## [TASK REQUIREMENTS]
Write only the number of lines in the entries below that contain the word "name".

Excerpts from an interface dataset
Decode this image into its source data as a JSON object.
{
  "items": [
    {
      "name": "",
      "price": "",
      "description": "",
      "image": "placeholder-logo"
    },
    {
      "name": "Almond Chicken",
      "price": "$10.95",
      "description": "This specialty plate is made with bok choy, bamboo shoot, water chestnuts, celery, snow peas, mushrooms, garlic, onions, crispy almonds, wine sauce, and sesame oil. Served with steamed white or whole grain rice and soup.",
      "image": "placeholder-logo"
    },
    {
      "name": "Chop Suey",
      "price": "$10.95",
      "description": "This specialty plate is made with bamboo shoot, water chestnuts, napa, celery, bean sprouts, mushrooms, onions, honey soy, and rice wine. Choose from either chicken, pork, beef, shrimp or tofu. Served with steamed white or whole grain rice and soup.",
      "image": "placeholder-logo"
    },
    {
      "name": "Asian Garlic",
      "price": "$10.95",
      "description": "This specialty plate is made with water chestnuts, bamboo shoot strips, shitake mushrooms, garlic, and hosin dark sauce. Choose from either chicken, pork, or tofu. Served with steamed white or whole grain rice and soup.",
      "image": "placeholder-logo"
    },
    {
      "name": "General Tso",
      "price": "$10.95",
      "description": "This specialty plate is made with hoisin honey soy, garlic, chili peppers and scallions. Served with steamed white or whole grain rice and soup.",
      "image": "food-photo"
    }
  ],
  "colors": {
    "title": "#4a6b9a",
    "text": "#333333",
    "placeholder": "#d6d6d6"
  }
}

## [RESPONSE]
5